"With the BDL and nursery activities I have a good income. This means I can clothe and educate my children and buy livestock," says Oumou. "I can definitely say that the status of all the women in our association has changed. We are less dependent on our husbands and we are more respected by them as we contribute to the family expenses. I have my own mobile have also bought a few sheep," she adds.

2009 was a dry year and millet, the main crop was also attacked by the insect raghuva. Though Oumou's husband's millet crop failed , her BDL and nursery income saw them through this difficult period.

Oumou wants other women to follow her example. "We can achieve our goals if we organize ourselves into associations and defend our rights. My message is that women need to work as only work can make a person independent."

Scaling up to reach more women

Research on the BDL started in 2005 and is funded by USAID. Women's groups have accepted this farming system with enthusiasm wherever it has been tried and it is proving to be a self sustained system. Large-scale dissemination will start in 2011 where the BDL will be expanded to 50 sites in Niger directly benefiting a total of 50,000 people. Because of its simplicity and success, there is a high potential for many other women's groups across the Sahel to benefit from this farming system.

For more information please contact Professor Dov Pasternek at ICRISAT. Dov is a retired professor from the Ben Gurion Uiversity of the Negev in Israel.
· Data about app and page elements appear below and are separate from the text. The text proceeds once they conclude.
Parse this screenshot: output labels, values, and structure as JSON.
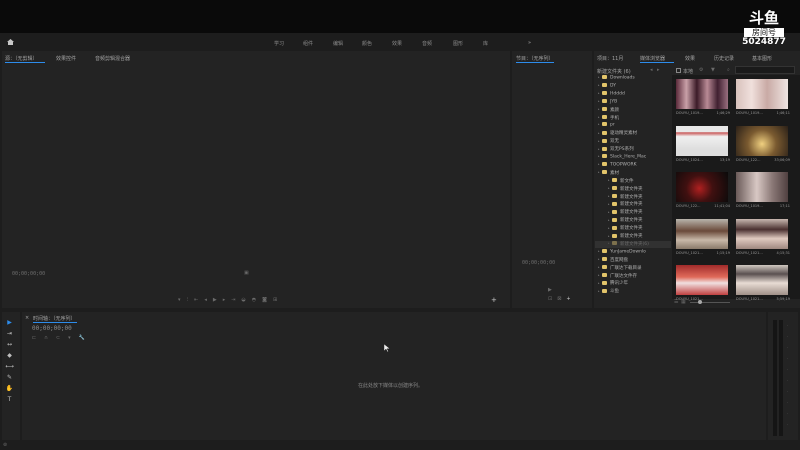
{
  "workspaces": [
    "学习",
    "组件",
    "编辑",
    "颜色",
    "效果",
    "音频",
    "图形",
    "库"
  ],
  "more_glyph": "»",
  "watermark": {
    "logo": "斗鱼",
    "label": "房间号",
    "room": "5024877"
  },
  "source_panel": {
    "tabs": [
      "源：（无剪辑）",
      "效果控件",
      "音频剪辑混合器"
    ],
    "timecode": "00;00;00;00"
  },
  "program_panel": {
    "tab": "节目：（无序列）",
    "timecode": "00;00;00;00"
  },
  "project_panel": {
    "tabs": [
      "项目：11月",
      "媒体浏览器",
      "效果",
      "历史记录",
      "基本图形"
    ],
    "path_label": "新建文件夹 (6)",
    "search_placeholder": "",
    "view_label": "本地",
    "tree": [
      {
        "name": "Downloads",
        "depth": 0
      },
      {
        "name": "DY",
        "depth": 0
      },
      {
        "name": "Hdddd",
        "depth": 0
      },
      {
        "name": "JYB",
        "depth": 0
      },
      {
        "name": "素颜",
        "depth": 0
      },
      {
        "name": "手机",
        "depth": 0
      },
      {
        "name": "pr",
        "depth": 0
      },
      {
        "name": "驱动精灵素材",
        "depth": 0
      },
      {
        "name": "双无",
        "depth": 0
      },
      {
        "name": "双无PS系列",
        "depth": 0
      },
      {
        "name": "Slack_Here_Mac",
        "depth": 0
      },
      {
        "name": "TOOPWORK",
        "depth": 0
      },
      {
        "name": "素材",
        "depth": 0
      },
      {
        "name": "新文件",
        "depth": 1
      },
      {
        "name": "新建文件夹",
        "depth": 1
      },
      {
        "name": "新建文件夹",
        "depth": 1
      },
      {
        "name": "新建文件夹",
        "depth": 1
      },
      {
        "name": "新建文件夹",
        "depth": 1
      },
      {
        "name": "新建文件夹",
        "depth": 1
      },
      {
        "name": "新建文件夹",
        "depth": 1
      },
      {
        "name": "新建文件夹",
        "depth": 1
      },
      {
        "name": "新建文件夹(6)",
        "depth": 1
      },
      {
        "name": "YunJameDownlo",
        "depth": 0
      },
      {
        "name": "百度网盘",
        "depth": 0
      },
      {
        "name": "广联达下载目录",
        "depth": 0
      },
      {
        "name": "广联达文件存",
        "depth": 0
      },
      {
        "name": "腾讯少年",
        "depth": 0
      },
      {
        "name": "斗鱼",
        "depth": 0
      }
    ],
    "thumbs": [
      {
        "name": "DOUYU_1019...",
        "dur": "1;46;29"
      },
      {
        "name": "DOUYU_1019...",
        "dur": "1;46;11"
      },
      {
        "name": "DOUYU_1024...",
        "dur": "13;19"
      },
      {
        "name": "DOUYU_122...",
        "dur": "33;06;09"
      },
      {
        "name": "DOUYU_122...",
        "dur": "11;41;04"
      },
      {
        "name": "DOUYU_1019...",
        "dur": "17;11"
      },
      {
        "name": "DOUYU_1021...",
        "dur": "1;15;19"
      },
      {
        "name": "DOUYU_1021...",
        "dur": "4;15;31"
      },
      {
        "name": "DOUYU_1021...",
        "dur": ""
      },
      {
        "name": "DOUYU_1021...",
        "dur": "5;59;19"
      }
    ]
  },
  "timeline": {
    "tab": "时间轴：（无序列）",
    "timecode": "00;00;00;00",
    "empty_msg": "在此处放下媒体以创建序列。"
  },
  "tools": [
    "selection-tool-icon",
    "track-select-icon",
    "ripple-edit-icon",
    "razor-icon",
    "slip-icon",
    "pen-icon",
    "hand-icon",
    "type-icon"
  ],
  "colors": {
    "accent": "#2d8ceb",
    "folder": "#e2c46a",
    "bg": "#1d1d1d",
    "panel": "#232323"
  }
}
After 30 years working on agricultural research in the Negev desert of Israel., he has spent the last 10 years at ICRISAT-Niger trying to find solutions for poverty eradication in the Sahel, one of the most difficult regions of the world.